What this task involves: Find out how many lines of the material contain the string "text" and give only that figure.

Records for the exercise:
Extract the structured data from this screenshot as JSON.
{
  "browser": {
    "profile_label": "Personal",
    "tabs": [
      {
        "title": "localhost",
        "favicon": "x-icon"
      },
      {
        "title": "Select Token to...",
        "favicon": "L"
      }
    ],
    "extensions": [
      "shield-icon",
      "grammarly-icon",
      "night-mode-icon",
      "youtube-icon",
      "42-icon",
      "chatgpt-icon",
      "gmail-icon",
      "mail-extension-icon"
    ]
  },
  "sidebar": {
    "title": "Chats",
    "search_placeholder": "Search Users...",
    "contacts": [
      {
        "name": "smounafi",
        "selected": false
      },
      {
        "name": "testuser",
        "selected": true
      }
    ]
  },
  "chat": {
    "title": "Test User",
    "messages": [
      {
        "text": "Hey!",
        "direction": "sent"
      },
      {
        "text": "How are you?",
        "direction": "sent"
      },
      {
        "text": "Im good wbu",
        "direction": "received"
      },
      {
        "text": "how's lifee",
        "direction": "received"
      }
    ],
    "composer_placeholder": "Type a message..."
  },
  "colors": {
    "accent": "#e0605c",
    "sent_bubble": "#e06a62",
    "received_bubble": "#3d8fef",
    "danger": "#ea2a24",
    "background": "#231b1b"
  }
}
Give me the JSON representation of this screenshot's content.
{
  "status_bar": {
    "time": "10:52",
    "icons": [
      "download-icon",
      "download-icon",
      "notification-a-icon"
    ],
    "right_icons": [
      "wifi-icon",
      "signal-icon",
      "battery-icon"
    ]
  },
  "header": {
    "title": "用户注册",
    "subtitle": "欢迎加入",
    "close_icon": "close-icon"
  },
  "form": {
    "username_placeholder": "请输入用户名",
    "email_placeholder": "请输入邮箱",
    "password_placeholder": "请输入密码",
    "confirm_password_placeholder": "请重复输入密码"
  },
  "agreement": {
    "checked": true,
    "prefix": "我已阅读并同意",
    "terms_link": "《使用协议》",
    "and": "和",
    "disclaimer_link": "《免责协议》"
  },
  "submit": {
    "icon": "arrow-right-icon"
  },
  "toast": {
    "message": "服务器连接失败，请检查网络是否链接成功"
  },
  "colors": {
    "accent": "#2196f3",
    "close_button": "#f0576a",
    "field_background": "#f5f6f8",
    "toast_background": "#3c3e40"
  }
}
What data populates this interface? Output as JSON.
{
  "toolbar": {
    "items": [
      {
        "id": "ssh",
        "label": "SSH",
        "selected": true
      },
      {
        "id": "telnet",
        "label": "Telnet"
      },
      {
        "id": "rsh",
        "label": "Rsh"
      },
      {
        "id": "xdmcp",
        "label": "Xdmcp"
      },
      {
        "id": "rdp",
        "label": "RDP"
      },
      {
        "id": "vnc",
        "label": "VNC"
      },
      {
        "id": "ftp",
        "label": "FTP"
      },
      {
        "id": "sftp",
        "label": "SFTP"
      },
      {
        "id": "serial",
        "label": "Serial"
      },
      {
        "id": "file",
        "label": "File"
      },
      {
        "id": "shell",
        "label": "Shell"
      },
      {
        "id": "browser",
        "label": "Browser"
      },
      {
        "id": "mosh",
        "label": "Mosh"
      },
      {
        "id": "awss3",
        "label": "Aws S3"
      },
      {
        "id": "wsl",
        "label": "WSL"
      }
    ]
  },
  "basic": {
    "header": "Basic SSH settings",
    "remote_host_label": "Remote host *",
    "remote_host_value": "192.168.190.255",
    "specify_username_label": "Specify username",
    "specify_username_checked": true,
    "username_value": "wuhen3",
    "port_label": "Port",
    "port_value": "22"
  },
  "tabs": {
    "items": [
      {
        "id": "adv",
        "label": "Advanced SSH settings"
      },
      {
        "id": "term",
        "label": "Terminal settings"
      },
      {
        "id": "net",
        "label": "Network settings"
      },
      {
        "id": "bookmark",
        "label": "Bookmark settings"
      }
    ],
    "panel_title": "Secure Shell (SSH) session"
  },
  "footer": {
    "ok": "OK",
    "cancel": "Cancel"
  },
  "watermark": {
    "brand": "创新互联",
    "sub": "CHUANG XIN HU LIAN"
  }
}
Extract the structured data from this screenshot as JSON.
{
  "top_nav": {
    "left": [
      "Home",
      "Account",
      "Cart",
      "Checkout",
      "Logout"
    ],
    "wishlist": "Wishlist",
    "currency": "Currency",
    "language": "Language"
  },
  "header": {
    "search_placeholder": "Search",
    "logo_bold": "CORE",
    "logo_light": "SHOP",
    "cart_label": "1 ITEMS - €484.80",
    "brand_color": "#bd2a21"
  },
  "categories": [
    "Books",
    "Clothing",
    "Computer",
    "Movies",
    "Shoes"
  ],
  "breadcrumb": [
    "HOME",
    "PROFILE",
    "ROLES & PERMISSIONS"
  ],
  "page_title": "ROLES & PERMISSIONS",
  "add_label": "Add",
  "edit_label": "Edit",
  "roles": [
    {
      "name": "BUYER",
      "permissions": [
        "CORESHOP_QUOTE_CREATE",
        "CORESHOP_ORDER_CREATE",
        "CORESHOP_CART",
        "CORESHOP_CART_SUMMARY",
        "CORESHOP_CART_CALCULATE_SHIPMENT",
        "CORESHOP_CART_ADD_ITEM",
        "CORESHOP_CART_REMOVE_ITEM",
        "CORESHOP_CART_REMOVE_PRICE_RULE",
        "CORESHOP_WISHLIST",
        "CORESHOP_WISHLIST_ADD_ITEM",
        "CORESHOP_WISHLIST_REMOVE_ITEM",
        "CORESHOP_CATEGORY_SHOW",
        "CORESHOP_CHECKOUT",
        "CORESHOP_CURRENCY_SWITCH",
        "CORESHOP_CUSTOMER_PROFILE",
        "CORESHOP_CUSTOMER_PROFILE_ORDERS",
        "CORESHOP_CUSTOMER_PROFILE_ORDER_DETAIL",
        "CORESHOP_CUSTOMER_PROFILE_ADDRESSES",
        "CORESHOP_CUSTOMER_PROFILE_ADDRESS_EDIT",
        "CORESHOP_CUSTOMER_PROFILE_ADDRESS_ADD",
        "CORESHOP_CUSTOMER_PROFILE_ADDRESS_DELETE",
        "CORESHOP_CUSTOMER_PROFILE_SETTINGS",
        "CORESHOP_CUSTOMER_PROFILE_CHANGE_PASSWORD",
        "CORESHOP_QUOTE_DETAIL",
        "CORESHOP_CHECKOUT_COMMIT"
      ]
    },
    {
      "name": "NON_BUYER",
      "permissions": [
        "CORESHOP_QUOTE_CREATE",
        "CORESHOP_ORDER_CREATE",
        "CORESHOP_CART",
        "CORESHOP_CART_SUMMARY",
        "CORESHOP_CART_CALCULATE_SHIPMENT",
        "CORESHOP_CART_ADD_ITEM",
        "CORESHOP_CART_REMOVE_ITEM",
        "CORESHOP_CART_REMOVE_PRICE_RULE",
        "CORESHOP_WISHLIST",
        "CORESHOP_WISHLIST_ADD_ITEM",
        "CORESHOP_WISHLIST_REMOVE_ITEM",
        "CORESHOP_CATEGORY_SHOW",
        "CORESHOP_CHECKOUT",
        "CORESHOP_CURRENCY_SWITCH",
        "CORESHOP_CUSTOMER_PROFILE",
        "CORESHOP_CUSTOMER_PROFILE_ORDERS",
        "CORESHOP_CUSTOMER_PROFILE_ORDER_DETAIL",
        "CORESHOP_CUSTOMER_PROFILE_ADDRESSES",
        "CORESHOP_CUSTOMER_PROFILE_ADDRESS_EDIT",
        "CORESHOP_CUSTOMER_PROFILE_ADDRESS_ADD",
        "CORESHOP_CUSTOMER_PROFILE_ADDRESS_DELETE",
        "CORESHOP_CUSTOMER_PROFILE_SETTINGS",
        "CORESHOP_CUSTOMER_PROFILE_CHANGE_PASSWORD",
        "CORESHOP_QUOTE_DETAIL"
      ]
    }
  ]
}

Output: 4